_WHAT THE TASK ASKS_. Among the entries, which lines carry the string "error"? Copy each of them.

_TASK INPUTS_.

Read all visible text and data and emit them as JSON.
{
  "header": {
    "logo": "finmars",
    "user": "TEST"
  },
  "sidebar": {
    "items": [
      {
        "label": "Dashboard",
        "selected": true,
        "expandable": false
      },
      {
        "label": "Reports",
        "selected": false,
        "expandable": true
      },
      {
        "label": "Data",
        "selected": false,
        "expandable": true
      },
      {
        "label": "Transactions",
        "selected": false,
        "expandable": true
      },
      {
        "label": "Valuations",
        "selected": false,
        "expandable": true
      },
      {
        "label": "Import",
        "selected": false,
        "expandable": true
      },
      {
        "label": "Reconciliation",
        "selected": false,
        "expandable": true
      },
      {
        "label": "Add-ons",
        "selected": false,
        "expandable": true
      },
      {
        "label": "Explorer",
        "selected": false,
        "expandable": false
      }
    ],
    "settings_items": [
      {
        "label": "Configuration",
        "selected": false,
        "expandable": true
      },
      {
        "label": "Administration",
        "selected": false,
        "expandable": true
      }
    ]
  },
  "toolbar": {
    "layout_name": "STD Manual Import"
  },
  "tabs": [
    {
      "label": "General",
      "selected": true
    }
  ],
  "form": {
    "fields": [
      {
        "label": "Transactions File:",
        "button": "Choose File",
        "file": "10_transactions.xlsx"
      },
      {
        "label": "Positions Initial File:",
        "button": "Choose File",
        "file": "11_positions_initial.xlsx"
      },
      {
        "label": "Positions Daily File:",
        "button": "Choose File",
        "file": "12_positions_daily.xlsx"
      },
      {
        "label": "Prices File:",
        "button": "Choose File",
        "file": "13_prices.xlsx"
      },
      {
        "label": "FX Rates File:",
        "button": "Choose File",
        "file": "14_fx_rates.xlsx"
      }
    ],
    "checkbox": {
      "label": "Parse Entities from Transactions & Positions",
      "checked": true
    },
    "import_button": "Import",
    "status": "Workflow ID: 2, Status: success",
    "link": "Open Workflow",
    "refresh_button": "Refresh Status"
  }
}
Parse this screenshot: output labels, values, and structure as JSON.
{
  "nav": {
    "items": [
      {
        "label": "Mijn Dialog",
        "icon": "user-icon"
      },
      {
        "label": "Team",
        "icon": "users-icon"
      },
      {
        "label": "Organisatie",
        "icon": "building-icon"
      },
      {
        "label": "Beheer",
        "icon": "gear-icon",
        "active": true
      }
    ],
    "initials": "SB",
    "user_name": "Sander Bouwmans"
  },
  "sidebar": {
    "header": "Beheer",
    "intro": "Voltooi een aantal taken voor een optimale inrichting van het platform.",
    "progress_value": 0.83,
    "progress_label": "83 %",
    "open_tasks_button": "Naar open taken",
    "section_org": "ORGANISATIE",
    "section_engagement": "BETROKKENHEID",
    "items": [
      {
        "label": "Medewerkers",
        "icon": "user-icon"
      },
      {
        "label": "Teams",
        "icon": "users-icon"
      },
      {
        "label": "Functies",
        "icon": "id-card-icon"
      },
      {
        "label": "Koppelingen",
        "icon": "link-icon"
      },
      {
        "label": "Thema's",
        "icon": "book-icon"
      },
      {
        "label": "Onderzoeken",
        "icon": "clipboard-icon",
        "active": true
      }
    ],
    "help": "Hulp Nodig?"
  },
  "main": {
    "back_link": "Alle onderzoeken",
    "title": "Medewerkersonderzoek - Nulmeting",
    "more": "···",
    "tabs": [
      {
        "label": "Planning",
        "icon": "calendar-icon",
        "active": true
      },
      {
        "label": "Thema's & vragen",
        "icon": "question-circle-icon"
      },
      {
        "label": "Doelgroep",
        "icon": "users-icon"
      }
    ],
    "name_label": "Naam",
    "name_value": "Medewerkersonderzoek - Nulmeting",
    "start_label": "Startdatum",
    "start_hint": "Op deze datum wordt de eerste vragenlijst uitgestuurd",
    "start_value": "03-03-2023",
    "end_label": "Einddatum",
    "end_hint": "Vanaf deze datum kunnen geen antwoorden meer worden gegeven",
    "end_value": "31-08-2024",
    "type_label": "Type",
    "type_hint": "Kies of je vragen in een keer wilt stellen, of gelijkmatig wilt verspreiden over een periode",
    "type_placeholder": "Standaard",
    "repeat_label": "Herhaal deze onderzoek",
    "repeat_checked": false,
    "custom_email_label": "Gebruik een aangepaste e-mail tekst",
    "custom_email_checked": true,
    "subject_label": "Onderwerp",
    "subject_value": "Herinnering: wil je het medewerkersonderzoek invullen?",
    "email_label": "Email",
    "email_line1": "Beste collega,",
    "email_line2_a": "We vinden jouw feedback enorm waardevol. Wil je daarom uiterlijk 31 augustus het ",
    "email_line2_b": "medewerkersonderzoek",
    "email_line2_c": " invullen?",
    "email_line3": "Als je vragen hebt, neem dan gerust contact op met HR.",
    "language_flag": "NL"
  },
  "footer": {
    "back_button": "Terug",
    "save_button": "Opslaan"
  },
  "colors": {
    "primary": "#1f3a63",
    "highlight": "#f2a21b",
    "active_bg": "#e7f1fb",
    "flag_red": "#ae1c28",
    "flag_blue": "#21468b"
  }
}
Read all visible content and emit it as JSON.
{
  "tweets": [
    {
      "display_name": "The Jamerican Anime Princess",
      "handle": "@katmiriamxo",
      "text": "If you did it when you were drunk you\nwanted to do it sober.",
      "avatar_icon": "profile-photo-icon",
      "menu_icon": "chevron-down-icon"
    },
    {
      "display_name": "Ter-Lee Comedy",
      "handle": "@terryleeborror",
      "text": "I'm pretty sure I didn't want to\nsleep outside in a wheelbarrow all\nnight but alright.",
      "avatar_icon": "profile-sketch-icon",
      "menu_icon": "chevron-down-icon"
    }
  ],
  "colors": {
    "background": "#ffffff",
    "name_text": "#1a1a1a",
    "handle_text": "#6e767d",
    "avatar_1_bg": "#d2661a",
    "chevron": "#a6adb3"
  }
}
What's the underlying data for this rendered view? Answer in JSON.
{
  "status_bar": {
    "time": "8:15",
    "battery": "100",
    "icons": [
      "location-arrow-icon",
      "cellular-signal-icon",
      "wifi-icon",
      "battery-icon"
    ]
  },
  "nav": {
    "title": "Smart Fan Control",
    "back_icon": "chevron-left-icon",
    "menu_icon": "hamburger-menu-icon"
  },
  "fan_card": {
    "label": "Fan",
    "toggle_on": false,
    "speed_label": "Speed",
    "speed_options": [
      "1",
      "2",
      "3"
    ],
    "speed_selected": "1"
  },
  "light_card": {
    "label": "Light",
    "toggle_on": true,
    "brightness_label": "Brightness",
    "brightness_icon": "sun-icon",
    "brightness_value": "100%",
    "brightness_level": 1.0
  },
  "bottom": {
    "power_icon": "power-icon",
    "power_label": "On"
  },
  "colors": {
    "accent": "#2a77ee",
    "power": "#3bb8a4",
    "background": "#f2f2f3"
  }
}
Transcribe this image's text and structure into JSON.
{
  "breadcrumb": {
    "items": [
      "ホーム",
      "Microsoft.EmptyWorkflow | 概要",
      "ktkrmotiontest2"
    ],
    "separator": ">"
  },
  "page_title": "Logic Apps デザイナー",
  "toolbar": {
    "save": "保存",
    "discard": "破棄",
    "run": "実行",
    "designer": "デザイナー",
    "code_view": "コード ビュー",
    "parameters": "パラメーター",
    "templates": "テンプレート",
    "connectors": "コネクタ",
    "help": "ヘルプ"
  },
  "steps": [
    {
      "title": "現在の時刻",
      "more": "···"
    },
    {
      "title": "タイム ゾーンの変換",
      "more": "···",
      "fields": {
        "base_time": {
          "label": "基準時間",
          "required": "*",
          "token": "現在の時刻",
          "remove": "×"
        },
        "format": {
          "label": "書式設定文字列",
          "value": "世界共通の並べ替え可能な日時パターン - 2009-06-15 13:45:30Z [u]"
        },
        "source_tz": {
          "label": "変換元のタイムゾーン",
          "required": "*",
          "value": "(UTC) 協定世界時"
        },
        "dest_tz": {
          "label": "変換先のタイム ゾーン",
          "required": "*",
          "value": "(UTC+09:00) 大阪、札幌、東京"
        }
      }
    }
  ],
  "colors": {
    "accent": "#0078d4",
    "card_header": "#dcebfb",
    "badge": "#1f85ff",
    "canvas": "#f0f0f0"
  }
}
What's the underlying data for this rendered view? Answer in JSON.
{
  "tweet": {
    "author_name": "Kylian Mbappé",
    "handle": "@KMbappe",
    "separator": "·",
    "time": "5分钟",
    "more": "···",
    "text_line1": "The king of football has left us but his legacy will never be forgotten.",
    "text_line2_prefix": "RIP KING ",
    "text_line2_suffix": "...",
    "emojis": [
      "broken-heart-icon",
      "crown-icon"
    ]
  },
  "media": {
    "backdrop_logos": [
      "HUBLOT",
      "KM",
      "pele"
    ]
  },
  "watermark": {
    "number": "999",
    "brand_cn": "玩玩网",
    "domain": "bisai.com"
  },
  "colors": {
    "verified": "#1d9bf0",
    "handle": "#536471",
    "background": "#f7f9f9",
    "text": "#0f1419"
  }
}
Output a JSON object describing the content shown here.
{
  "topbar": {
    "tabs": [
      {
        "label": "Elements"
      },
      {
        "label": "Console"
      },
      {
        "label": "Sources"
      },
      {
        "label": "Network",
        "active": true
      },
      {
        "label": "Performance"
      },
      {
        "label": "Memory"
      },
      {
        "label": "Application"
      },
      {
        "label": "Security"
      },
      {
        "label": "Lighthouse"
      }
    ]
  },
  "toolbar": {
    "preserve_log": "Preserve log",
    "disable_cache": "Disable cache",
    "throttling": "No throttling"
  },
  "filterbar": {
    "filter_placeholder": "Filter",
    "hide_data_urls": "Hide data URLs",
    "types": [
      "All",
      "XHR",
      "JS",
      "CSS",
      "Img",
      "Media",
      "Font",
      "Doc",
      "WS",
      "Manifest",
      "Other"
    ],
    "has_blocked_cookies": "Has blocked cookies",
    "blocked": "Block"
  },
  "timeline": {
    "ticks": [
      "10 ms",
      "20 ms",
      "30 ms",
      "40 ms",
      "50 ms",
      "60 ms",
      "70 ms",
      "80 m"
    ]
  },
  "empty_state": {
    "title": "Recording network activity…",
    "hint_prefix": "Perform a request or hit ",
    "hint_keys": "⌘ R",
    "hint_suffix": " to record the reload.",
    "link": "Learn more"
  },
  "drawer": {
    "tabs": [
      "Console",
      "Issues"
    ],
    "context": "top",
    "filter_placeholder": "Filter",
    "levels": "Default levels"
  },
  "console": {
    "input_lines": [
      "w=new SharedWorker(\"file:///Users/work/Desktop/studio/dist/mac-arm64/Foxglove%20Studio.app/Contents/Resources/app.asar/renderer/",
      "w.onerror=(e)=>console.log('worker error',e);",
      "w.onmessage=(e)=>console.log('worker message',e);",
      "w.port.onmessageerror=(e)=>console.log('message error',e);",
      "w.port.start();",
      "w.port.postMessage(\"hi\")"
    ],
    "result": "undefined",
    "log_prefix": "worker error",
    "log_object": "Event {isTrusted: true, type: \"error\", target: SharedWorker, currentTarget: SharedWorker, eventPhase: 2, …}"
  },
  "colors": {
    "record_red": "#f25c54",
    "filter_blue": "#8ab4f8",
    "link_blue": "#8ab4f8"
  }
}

_WRITTEN REPLY_.
      "w.onerror=(e)=>console.log('worker error',e);",
      "w.port.onmessageerror=(e)=>console.log('message error',e);",
    "log_prefix": "worker error",
    "log_object": "Event {isTrusted: true, type: \"error\", target: SharedWorker, currentTarget: SharedWorker, eventPhase: 2, …}"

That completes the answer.